The Ohio Streets team and most of our readers do work that require us to be on the road a lot more during this time of the year. Whether you’re a musician, photographer, etc. it can be easy to forget that we’re still on the clock while we’re on the road, because hitting the pavement typically equates to vacationing for most folks.
Although we may be able to easily say no to distractions at home, staying focused on the road is an entirely different animal. We find ourselves wanting to explore new cities, chase new experiences, link up with people that we’re finally close in distance to, enjoy nightlife, expose ourselves to unique cultures and just embrace as many new vibes as we can.
I have traveled to a few cities in the past month myself and all of the trips were meant to be productive. However, I found myself getting little work done and spending most of my time vacationing. But over the years I’ve come up with many tricks to keep myself focused and I recently took some time to adjust these methods so that they work while I’m on the go. If you get the urge to slack off with everyone else around you while you’re traveling, consider trying my 4 tips on staying productive in the midst of fun distractions.
1. Count Out Your 8 Hour Shifts
If whatever you’re doing on the road is your job, or you hope that it will be some day, then you need to treat it as such. Your competition is putting in overtime nearly everyday, so the least that you can do is put in your 40 hours a week. Whether you’re on your trip to network, record music, film, blog, perform, etc. you should be counting out your 8 hours of work each day. That’s not asking for too much, you’ll still be able to enjoy the city in your down time.
When you’re at a 9 to 5 you don’t have the freedom of walking out whenever you want, fixing food freely, answering your phone, or browsing the web. When you’re “clocked” in on the road you need create a similar structure for yourself. Let everyone around you know that you’re working until 5, or whatever other hours you set for yourself that day, and make sure that they respect that. Create a schedule each day, fitting in time for work and play. If you stick to the hours that you set for yourself, you’ll find that you get a lot more done than if you were to aimlessly work here and there.
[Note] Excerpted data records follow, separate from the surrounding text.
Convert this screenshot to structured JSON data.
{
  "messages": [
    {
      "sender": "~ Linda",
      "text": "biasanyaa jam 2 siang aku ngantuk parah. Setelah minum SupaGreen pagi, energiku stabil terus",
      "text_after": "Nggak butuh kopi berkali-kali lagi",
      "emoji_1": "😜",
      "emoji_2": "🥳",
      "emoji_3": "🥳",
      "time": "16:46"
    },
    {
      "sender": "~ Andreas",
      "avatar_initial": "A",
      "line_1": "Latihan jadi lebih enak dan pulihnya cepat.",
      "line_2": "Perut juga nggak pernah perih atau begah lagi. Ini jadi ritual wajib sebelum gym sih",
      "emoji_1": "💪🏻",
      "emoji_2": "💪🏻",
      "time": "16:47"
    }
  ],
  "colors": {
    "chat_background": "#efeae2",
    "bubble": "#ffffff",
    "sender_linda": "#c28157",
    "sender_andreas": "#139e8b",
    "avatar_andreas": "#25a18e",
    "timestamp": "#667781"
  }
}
2. Make Sure That Everyone’s on the Same Page
The biggest distractions can come from the people around you. If most of the people that you traveled with aren’t doing any work then you’ll constantly be tempted to go out and have fun with them. When you’re on a mission, make sure you’re traveling with people that are on a mission as well. This way you’re not tempted to slack off and even if you do, you’ll have someone there to hold you accountable for your actions and encourage to get focused.
3. Create Rewards For Yourself
To insure that you’re getting your work done during trips, tell yourself “I can only go here, hang out with them, shop there, or try that if I get such and such done beforehand”. If you really care about enjoying your free time on the road and you’re able to hold yourself accountable, then you’ll definitely make sure that you get whatever work you have done in a timely manner. Having a good time feels so much better when you know that you tackled your to-do list head on.
4. Take Care of Your Body
I know how hard it can be to catch up on sleep and eat well while you’re in an unfamiliar place, but making sure that you have enough energy to go around is essential to staying focused.
Pulling all-nighters and taking naps whenever you can is a must for many of us, especially during short trips. But on the trips that you know you have more work than usual you may just have to sacrifice that party, concert, or dinner with friends to catch up on some sleep before your next “shift”.
Many of us believe that we work better under pressure, but studies continuously show that this isn’t the case. When your body is well taken care of you’ll be able to get more, quality work done in shorter periods of time. Stay away from fast foods, drink more water, and nap when you can.